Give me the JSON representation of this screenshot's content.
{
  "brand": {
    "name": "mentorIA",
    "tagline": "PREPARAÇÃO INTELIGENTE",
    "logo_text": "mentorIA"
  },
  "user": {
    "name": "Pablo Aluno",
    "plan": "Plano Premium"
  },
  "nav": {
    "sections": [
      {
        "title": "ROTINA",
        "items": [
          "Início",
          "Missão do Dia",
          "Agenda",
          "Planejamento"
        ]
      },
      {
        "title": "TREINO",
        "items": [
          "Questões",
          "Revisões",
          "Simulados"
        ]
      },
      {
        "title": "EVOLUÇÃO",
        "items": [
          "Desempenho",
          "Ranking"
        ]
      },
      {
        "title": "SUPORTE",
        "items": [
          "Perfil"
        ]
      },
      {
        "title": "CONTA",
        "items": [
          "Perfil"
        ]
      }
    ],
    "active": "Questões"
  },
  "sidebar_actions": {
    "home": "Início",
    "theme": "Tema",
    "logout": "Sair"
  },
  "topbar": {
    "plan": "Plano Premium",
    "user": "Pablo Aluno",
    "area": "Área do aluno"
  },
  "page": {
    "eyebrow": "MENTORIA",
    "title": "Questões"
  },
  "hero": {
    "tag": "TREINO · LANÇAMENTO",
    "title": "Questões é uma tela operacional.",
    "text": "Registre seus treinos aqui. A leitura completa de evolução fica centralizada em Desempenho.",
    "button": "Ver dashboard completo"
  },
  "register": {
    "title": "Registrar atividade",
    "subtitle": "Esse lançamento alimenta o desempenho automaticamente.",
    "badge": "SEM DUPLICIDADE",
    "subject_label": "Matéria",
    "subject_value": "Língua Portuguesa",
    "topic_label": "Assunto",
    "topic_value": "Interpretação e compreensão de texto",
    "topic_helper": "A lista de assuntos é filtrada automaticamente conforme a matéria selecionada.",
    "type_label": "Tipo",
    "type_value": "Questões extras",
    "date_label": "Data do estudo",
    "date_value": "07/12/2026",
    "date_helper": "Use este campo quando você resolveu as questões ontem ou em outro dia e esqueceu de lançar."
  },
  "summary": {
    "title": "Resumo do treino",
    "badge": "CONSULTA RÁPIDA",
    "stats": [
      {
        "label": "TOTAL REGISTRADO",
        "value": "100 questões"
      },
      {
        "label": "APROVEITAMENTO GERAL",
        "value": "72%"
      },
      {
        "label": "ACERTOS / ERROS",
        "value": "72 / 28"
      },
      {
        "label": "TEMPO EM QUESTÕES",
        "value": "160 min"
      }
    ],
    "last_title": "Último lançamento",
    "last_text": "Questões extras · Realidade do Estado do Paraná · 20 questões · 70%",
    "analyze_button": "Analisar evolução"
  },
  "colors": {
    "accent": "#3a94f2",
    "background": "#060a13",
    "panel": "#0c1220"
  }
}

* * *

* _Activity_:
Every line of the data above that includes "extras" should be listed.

* _Solution below_:
    "type_value": "Questões extras",
    "last_text": "Questões extras · Realidade do Estado do Paraná · 20 questões · 70%",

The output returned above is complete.